Task brief: Looking at the records below, count how many lines contain the string "size". Give that number alone.

Stored entries
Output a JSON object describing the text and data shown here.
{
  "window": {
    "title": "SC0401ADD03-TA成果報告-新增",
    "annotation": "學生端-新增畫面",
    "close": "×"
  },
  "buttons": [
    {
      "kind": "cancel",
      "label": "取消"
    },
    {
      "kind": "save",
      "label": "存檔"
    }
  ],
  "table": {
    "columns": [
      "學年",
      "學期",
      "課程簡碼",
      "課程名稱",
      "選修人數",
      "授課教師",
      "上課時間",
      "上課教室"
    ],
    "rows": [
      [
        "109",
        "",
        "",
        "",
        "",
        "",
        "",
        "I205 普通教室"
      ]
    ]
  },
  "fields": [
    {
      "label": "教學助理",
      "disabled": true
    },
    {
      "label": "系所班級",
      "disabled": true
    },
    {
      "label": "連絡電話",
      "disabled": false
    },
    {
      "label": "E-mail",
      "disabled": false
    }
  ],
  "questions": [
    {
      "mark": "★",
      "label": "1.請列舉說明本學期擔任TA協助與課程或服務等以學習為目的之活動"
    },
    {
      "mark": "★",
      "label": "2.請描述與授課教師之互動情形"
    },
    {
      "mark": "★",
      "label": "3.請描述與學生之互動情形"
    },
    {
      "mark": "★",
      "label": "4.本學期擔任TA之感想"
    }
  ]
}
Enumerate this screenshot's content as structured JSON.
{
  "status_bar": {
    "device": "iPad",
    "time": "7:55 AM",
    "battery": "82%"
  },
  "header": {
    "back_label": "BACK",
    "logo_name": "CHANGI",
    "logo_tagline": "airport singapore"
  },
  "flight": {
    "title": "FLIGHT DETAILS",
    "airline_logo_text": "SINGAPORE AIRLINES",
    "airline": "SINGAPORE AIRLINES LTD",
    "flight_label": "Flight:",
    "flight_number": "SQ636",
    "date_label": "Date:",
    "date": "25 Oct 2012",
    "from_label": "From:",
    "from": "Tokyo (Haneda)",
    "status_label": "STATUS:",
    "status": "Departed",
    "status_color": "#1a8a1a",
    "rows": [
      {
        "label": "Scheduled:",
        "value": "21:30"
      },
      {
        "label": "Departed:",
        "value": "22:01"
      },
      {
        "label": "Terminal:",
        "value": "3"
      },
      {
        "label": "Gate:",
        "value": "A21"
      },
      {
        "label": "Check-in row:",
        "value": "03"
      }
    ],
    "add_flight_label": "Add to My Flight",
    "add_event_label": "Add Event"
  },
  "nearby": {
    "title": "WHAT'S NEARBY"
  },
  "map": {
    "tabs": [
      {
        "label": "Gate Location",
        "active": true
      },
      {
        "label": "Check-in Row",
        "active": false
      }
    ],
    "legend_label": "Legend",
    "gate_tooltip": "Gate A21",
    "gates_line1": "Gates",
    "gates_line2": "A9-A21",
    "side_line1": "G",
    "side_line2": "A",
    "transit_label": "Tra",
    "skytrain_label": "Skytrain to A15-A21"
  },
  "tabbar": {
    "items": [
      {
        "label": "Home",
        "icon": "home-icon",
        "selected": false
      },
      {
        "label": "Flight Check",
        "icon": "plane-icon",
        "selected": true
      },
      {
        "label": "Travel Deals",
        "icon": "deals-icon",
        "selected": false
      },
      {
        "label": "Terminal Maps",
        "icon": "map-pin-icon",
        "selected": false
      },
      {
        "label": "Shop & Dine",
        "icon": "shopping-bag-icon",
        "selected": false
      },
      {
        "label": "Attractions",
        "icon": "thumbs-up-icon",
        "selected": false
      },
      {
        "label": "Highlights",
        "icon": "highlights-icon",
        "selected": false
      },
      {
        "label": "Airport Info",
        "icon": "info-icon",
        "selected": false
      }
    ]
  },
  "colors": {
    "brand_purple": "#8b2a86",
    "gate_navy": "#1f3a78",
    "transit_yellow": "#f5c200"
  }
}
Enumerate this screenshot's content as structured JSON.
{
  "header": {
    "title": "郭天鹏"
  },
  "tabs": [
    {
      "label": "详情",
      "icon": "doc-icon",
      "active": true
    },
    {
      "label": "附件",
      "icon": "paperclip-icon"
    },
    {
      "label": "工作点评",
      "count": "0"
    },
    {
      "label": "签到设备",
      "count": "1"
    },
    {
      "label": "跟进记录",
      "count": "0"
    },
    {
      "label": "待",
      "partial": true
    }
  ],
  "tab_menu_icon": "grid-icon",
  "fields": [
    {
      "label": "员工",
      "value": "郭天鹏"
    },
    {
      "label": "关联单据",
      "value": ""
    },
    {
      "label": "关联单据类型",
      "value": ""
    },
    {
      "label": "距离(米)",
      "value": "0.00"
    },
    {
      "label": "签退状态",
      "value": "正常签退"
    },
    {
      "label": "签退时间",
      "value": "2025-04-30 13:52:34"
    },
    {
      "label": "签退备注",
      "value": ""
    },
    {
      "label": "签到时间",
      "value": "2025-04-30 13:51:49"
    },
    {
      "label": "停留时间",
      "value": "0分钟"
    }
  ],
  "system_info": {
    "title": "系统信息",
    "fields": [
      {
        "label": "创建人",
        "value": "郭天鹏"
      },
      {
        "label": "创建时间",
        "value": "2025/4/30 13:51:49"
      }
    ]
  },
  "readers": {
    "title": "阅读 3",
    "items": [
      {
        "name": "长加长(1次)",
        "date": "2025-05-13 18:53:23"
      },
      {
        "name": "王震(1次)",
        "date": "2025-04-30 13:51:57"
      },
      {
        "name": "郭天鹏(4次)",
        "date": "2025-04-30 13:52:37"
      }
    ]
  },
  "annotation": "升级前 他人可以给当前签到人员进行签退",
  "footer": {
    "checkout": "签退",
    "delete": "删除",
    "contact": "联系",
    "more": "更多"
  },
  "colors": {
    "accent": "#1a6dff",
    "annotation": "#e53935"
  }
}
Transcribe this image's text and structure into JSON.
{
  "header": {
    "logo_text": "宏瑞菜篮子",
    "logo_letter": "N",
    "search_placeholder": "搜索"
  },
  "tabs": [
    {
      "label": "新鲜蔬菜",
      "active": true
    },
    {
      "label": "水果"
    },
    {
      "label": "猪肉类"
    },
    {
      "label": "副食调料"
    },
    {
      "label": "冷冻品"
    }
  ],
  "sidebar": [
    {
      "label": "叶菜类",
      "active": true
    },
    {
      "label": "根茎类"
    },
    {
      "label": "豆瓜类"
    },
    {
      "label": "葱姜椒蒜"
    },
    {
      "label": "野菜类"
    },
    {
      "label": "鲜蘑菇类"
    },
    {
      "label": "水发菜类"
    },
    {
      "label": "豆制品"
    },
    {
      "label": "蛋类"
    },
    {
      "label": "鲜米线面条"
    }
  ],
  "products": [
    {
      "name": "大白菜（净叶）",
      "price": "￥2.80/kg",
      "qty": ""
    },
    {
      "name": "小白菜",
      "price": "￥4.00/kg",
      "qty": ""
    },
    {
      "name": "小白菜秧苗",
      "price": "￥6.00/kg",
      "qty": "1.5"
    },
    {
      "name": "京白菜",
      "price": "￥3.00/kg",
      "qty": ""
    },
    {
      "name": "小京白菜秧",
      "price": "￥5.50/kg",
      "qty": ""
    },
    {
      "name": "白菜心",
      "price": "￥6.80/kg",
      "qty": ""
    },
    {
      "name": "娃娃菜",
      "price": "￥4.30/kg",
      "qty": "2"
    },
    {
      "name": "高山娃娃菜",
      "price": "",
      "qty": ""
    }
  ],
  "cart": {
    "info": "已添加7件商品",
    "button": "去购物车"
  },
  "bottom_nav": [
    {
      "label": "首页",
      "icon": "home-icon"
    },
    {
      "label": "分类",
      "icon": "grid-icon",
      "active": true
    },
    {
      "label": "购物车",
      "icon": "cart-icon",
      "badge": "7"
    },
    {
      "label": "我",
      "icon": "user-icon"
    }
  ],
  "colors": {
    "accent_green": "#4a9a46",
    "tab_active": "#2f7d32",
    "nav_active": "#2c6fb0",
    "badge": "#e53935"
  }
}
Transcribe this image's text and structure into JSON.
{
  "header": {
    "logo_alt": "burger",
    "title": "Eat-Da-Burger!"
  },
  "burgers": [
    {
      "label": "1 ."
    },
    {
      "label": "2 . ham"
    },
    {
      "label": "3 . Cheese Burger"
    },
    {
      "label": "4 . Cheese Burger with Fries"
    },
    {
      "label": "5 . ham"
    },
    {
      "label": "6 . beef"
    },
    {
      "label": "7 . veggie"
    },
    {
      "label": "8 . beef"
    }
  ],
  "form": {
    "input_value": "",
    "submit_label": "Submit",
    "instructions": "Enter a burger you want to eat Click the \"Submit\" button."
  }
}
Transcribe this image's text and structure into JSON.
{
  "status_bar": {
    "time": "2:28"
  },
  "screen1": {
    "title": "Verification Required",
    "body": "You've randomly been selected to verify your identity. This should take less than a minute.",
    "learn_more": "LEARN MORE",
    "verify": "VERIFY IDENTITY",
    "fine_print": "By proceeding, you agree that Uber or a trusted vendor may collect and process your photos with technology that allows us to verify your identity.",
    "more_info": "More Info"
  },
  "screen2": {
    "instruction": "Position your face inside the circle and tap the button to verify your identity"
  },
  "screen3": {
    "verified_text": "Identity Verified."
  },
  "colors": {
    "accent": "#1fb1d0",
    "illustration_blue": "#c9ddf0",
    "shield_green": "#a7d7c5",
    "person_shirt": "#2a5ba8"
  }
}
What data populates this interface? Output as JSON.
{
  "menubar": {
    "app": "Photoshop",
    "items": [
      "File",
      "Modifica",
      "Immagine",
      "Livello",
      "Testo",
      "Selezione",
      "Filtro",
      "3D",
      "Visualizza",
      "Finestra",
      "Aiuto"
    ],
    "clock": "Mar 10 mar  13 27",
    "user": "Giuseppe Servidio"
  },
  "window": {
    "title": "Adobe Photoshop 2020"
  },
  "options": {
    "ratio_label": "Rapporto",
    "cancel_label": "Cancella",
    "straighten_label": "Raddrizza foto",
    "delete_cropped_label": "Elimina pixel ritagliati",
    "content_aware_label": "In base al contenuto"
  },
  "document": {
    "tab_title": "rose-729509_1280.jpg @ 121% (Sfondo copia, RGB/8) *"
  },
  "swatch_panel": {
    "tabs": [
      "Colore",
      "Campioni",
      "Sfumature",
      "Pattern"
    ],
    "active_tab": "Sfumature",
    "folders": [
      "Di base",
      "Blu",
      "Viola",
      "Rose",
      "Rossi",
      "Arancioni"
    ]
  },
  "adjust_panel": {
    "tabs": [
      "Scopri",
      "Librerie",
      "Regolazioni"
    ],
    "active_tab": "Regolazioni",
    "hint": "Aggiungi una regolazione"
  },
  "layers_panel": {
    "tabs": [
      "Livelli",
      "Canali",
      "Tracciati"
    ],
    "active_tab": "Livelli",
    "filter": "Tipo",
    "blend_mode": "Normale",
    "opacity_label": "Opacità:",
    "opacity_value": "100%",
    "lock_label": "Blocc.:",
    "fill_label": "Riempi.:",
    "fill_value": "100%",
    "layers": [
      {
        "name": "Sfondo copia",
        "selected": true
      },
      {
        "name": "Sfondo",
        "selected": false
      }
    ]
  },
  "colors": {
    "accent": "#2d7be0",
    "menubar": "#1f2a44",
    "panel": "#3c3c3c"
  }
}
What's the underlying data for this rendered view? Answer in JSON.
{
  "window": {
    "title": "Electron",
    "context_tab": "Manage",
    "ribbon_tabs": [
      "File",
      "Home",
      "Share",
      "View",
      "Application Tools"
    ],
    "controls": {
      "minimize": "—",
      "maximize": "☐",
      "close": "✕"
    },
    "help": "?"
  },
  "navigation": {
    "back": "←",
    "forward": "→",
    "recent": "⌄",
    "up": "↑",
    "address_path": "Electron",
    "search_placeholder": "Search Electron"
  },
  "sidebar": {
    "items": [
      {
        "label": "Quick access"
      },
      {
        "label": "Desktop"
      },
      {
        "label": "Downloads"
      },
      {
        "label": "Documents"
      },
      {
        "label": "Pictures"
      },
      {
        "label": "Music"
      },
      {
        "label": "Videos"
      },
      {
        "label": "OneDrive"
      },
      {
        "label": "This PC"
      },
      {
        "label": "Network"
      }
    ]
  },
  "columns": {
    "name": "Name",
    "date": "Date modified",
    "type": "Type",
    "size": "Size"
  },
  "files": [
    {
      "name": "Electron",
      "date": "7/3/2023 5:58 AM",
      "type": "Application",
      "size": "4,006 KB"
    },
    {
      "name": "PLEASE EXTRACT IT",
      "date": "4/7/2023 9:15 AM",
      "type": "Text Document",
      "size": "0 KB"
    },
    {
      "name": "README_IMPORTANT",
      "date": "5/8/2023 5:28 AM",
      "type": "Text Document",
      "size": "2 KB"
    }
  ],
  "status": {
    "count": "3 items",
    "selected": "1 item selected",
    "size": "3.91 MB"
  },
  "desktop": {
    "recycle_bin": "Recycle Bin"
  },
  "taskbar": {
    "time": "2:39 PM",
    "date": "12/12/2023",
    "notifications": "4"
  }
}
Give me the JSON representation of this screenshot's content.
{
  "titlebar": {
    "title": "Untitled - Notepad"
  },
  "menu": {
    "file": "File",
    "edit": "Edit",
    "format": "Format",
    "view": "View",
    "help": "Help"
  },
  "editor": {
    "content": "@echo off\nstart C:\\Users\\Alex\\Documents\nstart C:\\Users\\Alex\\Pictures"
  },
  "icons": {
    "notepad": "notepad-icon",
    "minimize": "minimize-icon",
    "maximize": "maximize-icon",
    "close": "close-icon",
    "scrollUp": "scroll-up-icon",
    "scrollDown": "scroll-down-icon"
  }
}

Exercise result: 5